It is helpful to track our progress as we continue to execute and adjust our plan to reach (“an early”) retirement. Two important factors are our budget (“how we’re doing“) and our net worth (“where we are“). Most of the concepts to achieve financial independence are simple, the key is to act consistently in order to see the concepts come to fruition.
There are many great calculators and resources online to establish a budget, I like several at Bankrate.com for example. We have also used calculators there to analyze potential savings with our mortgage or to calculate auto loans or lease payments. An obvious, but not necessarily followed guideline would be to “spend less than you make“. 🙂 Spending more than you make is not going to work long-term.
Our budget includes fairly aggressive saving goals, and we do our best. It is definitely tough with tuition for our eldest daughter and the recent stress tests for our emergency fund. We have saved diligently for a long time, funding our tax-sheltered retirement accounts (Roth and 401k) and more recently our taxable brokerage and real estate crowdfunding account through Fundrise. We do not have a lot of disposable income leftover, but these savings are baked into our budget.
A nice benefit is that our overall budget will be down significantly when we do retire, because a large percentage is currently allocated to retirement savings (40%). A guideline is to generate 80% of your income in retirement, but I believe we will be able to get by on less. If we can eliminate other “big ticket” items in time (mortgage and tuition), it would further reduce our income requirements, and/or free up more “fun money“.
Another good principle is to be over-prepared. We are considering a “partial retirement” or maybe a staggered retirement to address issues like health insurance and to further shore up our plan. There are probably other black swan events looming. Covid-19 and the 2020 pandemic ended up being “good” years for the markets, but the ride had a lot of stress and “pucker” moments along the way…
A general rule to follow is to “save as much as you can, as soon as you can, for as long as you can“. It definitely takes commitment and some faith to persevere and follow financial best practices, especially in the early years long before you start to see evidence that they work. Building your net worth from $5,000 to $10,000 is a 100% increase, but 10k isn’t going to go very far. However, it is these early years that are so critical to building a foundation as well as habits that can last a lifetime and support you and your family in the “golden years“.
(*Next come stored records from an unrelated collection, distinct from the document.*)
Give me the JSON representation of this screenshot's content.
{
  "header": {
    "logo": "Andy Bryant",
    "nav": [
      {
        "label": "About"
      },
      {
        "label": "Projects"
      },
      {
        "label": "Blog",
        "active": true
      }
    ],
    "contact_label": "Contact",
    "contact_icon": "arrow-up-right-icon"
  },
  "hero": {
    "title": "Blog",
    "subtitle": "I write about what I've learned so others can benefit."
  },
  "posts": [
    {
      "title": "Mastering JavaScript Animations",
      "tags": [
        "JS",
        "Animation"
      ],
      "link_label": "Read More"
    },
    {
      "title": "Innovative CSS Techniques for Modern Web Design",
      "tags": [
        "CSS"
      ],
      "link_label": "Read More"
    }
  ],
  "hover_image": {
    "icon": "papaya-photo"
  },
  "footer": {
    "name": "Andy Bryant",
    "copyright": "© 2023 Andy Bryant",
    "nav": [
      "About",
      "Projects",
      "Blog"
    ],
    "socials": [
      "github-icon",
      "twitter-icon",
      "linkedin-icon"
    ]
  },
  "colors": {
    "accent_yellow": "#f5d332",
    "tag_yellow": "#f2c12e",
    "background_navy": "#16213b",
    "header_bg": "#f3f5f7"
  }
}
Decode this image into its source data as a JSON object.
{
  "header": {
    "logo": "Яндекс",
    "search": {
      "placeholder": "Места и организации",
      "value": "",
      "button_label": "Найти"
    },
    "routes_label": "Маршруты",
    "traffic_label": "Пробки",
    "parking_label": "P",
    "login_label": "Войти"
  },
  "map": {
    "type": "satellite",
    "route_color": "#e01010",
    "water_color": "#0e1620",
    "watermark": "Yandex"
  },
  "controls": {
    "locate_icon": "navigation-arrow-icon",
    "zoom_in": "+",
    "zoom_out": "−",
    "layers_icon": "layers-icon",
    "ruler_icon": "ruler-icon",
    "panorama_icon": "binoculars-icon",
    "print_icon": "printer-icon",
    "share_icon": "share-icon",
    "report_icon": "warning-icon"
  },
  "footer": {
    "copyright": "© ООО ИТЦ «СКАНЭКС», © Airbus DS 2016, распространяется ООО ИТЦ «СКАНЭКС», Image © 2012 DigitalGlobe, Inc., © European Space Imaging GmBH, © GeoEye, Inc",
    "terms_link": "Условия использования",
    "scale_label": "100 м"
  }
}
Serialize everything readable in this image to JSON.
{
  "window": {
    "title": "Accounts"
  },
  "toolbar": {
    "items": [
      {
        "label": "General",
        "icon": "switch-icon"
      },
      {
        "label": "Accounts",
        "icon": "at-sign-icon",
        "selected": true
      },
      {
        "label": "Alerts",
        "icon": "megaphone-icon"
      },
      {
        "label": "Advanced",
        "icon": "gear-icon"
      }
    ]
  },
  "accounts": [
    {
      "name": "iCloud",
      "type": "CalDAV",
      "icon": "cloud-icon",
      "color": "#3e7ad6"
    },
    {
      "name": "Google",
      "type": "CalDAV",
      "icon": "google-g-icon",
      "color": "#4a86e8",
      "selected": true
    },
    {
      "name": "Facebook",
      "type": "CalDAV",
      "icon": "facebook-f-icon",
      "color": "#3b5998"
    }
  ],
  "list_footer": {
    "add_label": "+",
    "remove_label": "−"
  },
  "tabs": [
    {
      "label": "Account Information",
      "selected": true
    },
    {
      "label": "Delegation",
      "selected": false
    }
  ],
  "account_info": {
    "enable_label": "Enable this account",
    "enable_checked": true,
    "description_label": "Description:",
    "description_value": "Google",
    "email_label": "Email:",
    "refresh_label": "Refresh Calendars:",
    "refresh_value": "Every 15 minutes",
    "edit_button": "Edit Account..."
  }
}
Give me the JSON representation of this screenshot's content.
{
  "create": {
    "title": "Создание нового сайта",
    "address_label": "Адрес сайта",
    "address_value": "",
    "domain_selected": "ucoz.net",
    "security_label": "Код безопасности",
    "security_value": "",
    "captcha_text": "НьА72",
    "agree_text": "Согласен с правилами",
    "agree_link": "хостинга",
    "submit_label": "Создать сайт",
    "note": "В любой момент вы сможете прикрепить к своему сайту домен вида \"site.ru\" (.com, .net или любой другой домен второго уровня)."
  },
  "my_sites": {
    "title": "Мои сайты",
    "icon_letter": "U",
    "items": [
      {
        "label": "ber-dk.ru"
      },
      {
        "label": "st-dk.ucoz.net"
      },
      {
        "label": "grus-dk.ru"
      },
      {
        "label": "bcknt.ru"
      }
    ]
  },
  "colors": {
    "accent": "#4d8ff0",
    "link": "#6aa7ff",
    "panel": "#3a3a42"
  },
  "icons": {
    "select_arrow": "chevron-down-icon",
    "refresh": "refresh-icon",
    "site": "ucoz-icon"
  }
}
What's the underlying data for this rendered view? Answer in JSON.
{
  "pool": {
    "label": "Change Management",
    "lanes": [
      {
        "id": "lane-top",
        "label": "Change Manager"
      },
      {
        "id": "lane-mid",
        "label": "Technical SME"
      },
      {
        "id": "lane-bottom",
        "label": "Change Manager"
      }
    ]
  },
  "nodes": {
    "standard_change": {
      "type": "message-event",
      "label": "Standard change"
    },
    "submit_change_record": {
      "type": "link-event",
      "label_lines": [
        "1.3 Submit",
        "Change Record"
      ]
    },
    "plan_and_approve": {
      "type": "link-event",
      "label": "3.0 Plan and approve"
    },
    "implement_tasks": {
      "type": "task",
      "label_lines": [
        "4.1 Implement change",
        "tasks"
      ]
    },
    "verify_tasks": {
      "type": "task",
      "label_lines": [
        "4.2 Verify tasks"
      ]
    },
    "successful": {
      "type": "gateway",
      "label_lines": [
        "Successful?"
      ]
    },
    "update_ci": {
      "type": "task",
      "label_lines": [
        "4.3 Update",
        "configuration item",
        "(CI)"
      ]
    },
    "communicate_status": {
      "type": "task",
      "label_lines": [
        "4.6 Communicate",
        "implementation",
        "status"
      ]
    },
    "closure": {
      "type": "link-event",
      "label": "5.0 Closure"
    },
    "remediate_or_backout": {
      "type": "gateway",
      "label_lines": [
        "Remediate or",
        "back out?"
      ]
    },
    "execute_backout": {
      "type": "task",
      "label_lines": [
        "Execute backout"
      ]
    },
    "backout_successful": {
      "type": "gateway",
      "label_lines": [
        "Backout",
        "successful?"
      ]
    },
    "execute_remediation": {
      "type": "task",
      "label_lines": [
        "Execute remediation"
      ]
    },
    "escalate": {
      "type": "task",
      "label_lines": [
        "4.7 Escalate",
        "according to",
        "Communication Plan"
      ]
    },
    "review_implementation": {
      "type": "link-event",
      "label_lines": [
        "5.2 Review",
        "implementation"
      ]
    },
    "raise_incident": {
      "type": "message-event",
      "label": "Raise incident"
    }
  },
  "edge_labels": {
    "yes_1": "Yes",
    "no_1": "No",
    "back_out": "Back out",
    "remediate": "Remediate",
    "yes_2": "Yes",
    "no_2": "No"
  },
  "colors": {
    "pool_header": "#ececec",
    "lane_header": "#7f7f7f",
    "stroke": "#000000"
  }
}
We also need patience and the discipline of “delayed gratification“. We have guilty pleasures where we strayed and spent too much on interests or hobbies, but overall we have done ok. As you start to pass major milestones: $100K, $500K, $1,000,000, it is rewarding to see the best practices coalesce into something concrete. Still, I was expecting confetti and balloons when we hit $1M and then $2M, but nothing happened. Most recently we are approaching $2.5M, but with inflation $3M is probably the new $1M. However, net worth by itself doesn’t tell the whole picture. It does provide some way to track where we are, but our financial independence goal is to continue to build our passive or other retirement income stream until it can cover our expected expenses. Depending on the timing, we will continue to consider ways to tap our tax-sheltered accounts if appropriate, but for now we are happy with our progress and will maintain the status quo.
|Disclaimer: I am not a financial planner and content on this site is meant to provide food for thought, not professional advice. I share my experiences to show what worked so far and what didn’t, YMMV. Please consult your financial advisor or tax professional as needed.|